GLOWA works with MamaYe! to “bridge the gap between pregnant women and health practitioners,” said GLOWA employee Wisdom Vurdzorgbe.

According to Vurdzorgbe, GLOWA, which has been in operation for about two years, hosts regular interface meetings in different regions to invite clients, local government officials, community members, and health practitioners to voice their concerns regarding specific reproductive health needs and shortcomings within the hospital systems.

The senior officer at Ho Municipal Hospital, Nancy Kattah, says, “We are working hand in hand” with MamaYe! to correct changes that need to be made to make the hospital the best it can be in prenatal and reproductive care.

“The hospital has maternal health at heart,” says Kattah.

However, according to the March 2015 MamaYe! scorecard, Ho Municipal Hospital only scored 79% on access to information and 51% on essential drugs, leading GLOWA and the ARHR to believe there is still room for improvement.

Vurdzorgbe said most facilities GLOWA works with lack equipment and other resources, so the organization tries to facilitate communication between government figures and health officials to create sufficient funds for the needs of the different hospitals.

Despite the shortcomings, many pregnant women and newborns benefit from the hospital’s communication with MamaYe!.

A patient at the Ho Municipal Hospital named Evelyn described the nurses in the birthing department as “very accommodating” and said she had been coming to the hospital for regular checkups to make sure she and her baby were healthy.

“You don’t know what is going on with the baby, so it’s important to catch abnormalities to make sure the babies stay safe,” said Vivian Kaledzi, one of Evelyn’s nurses, regarding the importance of prenatal care.

MamaYe! has helped the hospital disseminate information to expecting mothers about prenatal care and newborn health to ensure the safety of both the newborn and the mother, according to Vurdzorgbe.

Mater Ecclesiae Clinic, a clinic in the Volta region founded ten years ago by The Sisters of Mary Mother of the Church, similarly partners with GLOWA and uses the MamaYe! program to help ensure high health standards for mothers and newborns.

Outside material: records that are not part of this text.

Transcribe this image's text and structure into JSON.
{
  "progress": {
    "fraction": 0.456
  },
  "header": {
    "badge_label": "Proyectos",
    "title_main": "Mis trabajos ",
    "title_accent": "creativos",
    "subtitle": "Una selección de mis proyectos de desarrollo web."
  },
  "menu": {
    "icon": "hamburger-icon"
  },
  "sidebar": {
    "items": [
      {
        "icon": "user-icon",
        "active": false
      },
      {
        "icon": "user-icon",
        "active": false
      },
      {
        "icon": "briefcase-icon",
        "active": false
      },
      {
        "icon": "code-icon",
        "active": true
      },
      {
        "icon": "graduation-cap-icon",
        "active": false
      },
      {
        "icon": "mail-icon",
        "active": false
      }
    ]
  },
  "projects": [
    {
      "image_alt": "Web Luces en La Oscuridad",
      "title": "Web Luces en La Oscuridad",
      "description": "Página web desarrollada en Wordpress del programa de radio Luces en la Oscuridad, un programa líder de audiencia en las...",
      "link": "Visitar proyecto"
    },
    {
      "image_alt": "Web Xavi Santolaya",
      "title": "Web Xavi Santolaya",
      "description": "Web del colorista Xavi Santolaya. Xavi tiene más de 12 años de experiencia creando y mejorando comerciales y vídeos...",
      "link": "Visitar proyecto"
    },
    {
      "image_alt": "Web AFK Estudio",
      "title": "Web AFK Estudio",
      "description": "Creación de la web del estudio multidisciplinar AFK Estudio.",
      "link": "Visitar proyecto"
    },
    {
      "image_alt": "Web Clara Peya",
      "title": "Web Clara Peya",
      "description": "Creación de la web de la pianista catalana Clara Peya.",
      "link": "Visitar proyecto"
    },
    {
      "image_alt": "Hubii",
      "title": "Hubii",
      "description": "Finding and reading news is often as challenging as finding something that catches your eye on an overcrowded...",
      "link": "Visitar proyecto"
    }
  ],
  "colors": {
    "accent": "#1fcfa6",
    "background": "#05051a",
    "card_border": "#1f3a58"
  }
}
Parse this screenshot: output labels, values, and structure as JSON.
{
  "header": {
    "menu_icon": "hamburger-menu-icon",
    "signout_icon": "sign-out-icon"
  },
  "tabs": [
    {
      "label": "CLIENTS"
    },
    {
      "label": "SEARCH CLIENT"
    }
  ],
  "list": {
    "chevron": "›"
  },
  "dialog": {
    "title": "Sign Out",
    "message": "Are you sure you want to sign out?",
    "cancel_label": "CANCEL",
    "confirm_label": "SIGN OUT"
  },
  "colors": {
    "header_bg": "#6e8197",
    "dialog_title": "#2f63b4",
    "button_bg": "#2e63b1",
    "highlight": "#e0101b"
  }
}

Sister Evelyn Claudia Afriyie, the head administrator of the clinic, claimed that transportation is among one of the most essential services to pregnant women. “Those in rural areas often don’t have money to get to clinics like ours,” says Sister Evelyn, so it is difficult for women to receive timely health care for themselves and their babies.

Thanks to the coordination between the clinic and community organizations such as GLOWA and the ARHR, the clinic recently obtained an ambulance that can help transport mothers, children, and others in need of emergency medical attention.

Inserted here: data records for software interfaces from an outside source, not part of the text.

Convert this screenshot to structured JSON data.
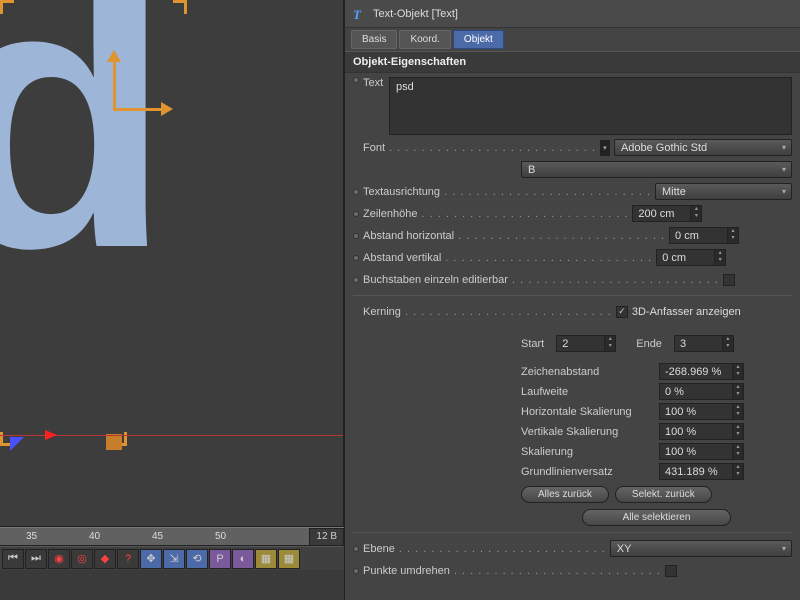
{
  "viewport": {
    "letter": "d",
    "ruler": {
      "t35": "35",
      "t40": "40",
      "t45": "45",
      "t50": "50",
      "badge": "12 B"
    }
  },
  "panel": {
    "title": "Text-Objekt [Text]",
    "tabs": {
      "basis": "Basis",
      "koord": "Koord.",
      "objekt": "Objekt"
    },
    "section": "Objekt-Eigenschaften",
    "text_label": "Text",
    "text_value": "psd",
    "font_label": "Font",
    "font_value": "Adobe Gothic Std",
    "font_weight": "B",
    "align_label": "Textausrichtung",
    "align_value": "Mitte",
    "lineheight_label": "Zeilenhöhe",
    "lineheight_value": "200 cm",
    "hspace_label": "Abstand horizontal",
    "hspace_value": "0 cm",
    "vspace_label": "Abstand vertikal",
    "vspace_value": "0 cm",
    "perchar_label": "Buchstaben einzeln editierbar",
    "kerning_label": "Kerning",
    "show3d_label": "3D-Anfasser anzeigen",
    "start_label": "Start",
    "start_value": "2",
    "end_label": "Ende",
    "end_value": "3",
    "charspace_label": "Zeichenabstand",
    "charspace_value": "-268.969 %",
    "tracking_label": "Laufweite",
    "tracking_value": "0 %",
    "hscale_label": "Horizontale Skalierung",
    "hscale_value": "100 %",
    "vscale_label": "Vertikale Skalierung",
    "vscale_value": "100 %",
    "scale_label": "Skalierung",
    "scale_value": "100 %",
    "baseline_label": "Grundlinienversatz",
    "baseline_value": "431.189 %",
    "reset_all": "Alles zurück",
    "reset_sel": "Selekt. zurück",
    "sel_all": "Alle selektieren",
    "plane_label": "Ebene",
    "plane_value": "XY",
    "reverse_label": "Punkte umdrehen"
  }
}
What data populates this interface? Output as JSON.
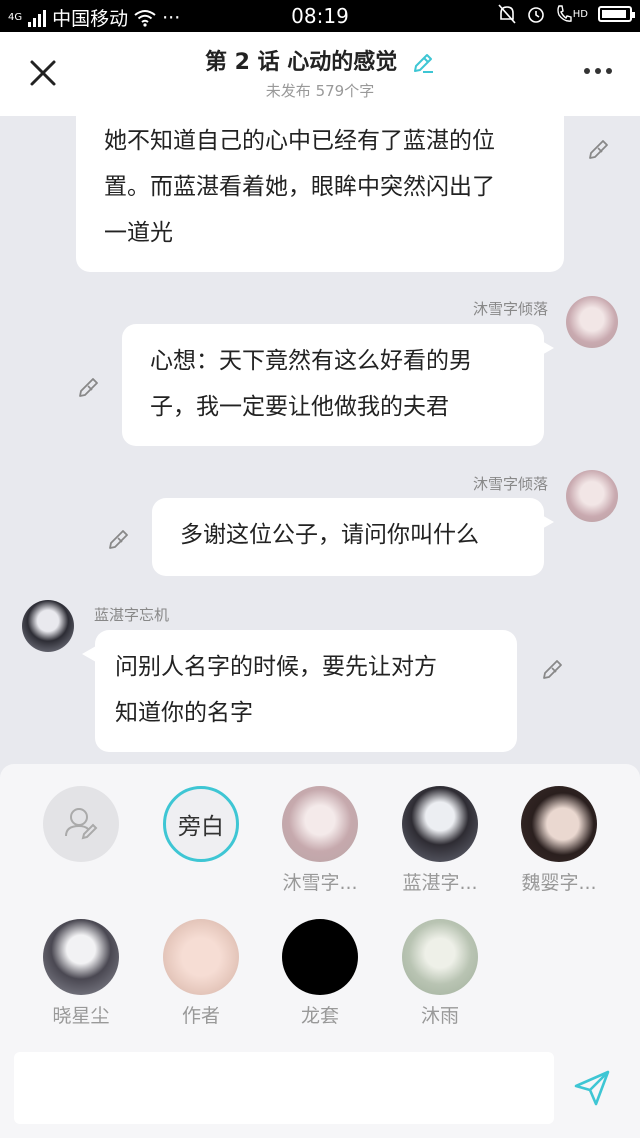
{
  "status_bar": {
    "network": "4G",
    "carrier": "中国移动",
    "dots": "···",
    "time": "08:19",
    "hd": "HD"
  },
  "header": {
    "title": "第 2 话 心动的感觉",
    "subtitle": "未发布 579个字"
  },
  "messages": [
    {
      "side": "left",
      "speaker": "",
      "text_lines": [
        "她不知道自己的心中已经有了蓝湛的位",
        "置。而蓝湛看着她，眼眸中突然闪出了",
        "一道光"
      ]
    },
    {
      "side": "right",
      "speaker": "沐雪字倾落",
      "text_lines": [
        "心想：天下竟然有这么好看的男",
        "子，我一定要让他做我的夫君"
      ]
    },
    {
      "side": "right",
      "speaker": "沐雪字倾落",
      "text_lines": [
        "多谢这位公子，请问你叫什么"
      ]
    },
    {
      "side": "left",
      "speaker": "蓝湛字忘机",
      "text_lines": [
        "问别人名字的时候，要先让对方",
        "知道你的名字"
      ]
    }
  ],
  "characters_row1": [
    {
      "label": "",
      "type": "add"
    },
    {
      "label": "旁白",
      "type": "narrator"
    },
    {
      "label": "沐雪字...",
      "type": "photo",
      "color": "#b9a4a6"
    },
    {
      "label": "蓝湛字...",
      "type": "photo",
      "color": "#6c6f7c"
    },
    {
      "label": "魏婴字...",
      "type": "photo",
      "color": "#3a2c2a"
    }
  ],
  "characters_row2": [
    {
      "label": "晓星尘",
      "type": "photo",
      "color": "#8e8f99"
    },
    {
      "label": "作者",
      "type": "photo",
      "color": "#e6c8bd"
    },
    {
      "label": "龙套",
      "type": "photo",
      "color": "#000000"
    },
    {
      "label": "沐雨",
      "type": "photo",
      "color": "#9fae9a"
    }
  ],
  "input": {
    "placeholder": ""
  },
  "colors": {
    "accent": "#3ec6d4",
    "background": "#e8e9ee"
  }
}
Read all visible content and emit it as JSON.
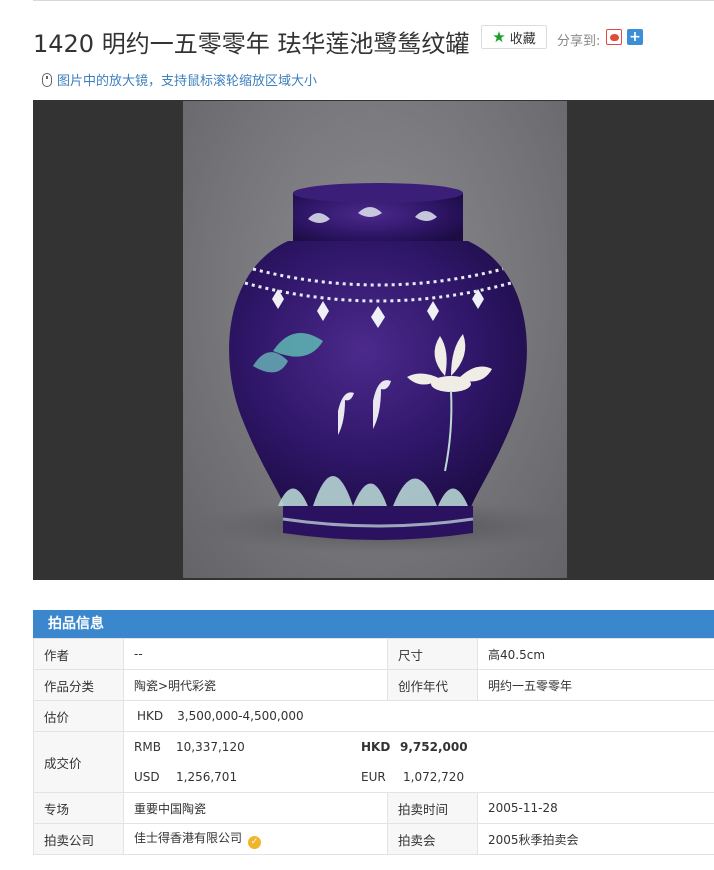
{
  "header": {
    "title": "1420 明约一五零零年 珐华莲池鹭鸶纹罐",
    "favorite_label": "收藏",
    "share_label": "分享到:"
  },
  "hint": "图片中的放大镜，支持鼠标滚轮缩放区域大小",
  "colors": {
    "section_head": "#3a87cd",
    "estimate": "#d22424",
    "favorite_star": "#1a9e28"
  },
  "info": {
    "section_title": "拍品信息",
    "author_label": "作者",
    "author_value": "--",
    "size_label": "尺寸",
    "size_value": "高40.5cm",
    "category_label": "作品分类",
    "category_value": "陶瓷>明代彩瓷",
    "year_label": "创作年代",
    "year_value": "明约一五零零年",
    "estimate_label": "估价",
    "estimate_currency": "HKD",
    "estimate_value": "3,500,000-4,500,000",
    "deal_label": "成交价",
    "deal_rmb_cur": "RMB",
    "deal_rmb": "10,337,120",
    "deal_hkd_cur": "HKD",
    "deal_hkd": "9,752,000",
    "deal_usd_cur": "USD",
    "deal_usd": "1,256,701",
    "deal_eur_cur": "EUR",
    "deal_eur": "1,072,720",
    "session_label": "专场",
    "session_value": "重要中国陶瓷",
    "date_label": "拍卖时间",
    "date_value": "2005-11-28",
    "company_label": "拍卖公司",
    "company_value": "佳士得香港有限公司",
    "auction_label": "拍卖会",
    "auction_value": "2005秋季拍卖会"
  }
}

According to Elizabeth Amenyo, one of the midwives at Mater Ecclesiae Clinic, the clinic is planning to build a larger delivery site to make pregnant women more comfortable during labor. Although the management is unsure when development will occur, they agree that, with the help of outside organizations and funding, the clinic has the potential to provide easier access and wider health knowledge to those in need.

“Things are changing,” says Amenyo, “so we need others like MamaYe! to help us. But there have already been a lot of changes, improvements, since we started with MamaYe!.”

Prenatal care, childbirth, and child mortality are large issues facing Ghana in 2015, but programs like MamaYe! and organizations like the ARHR can help to form connections between health practitioners, government leaders, and community members to effect change in reproductive health issues.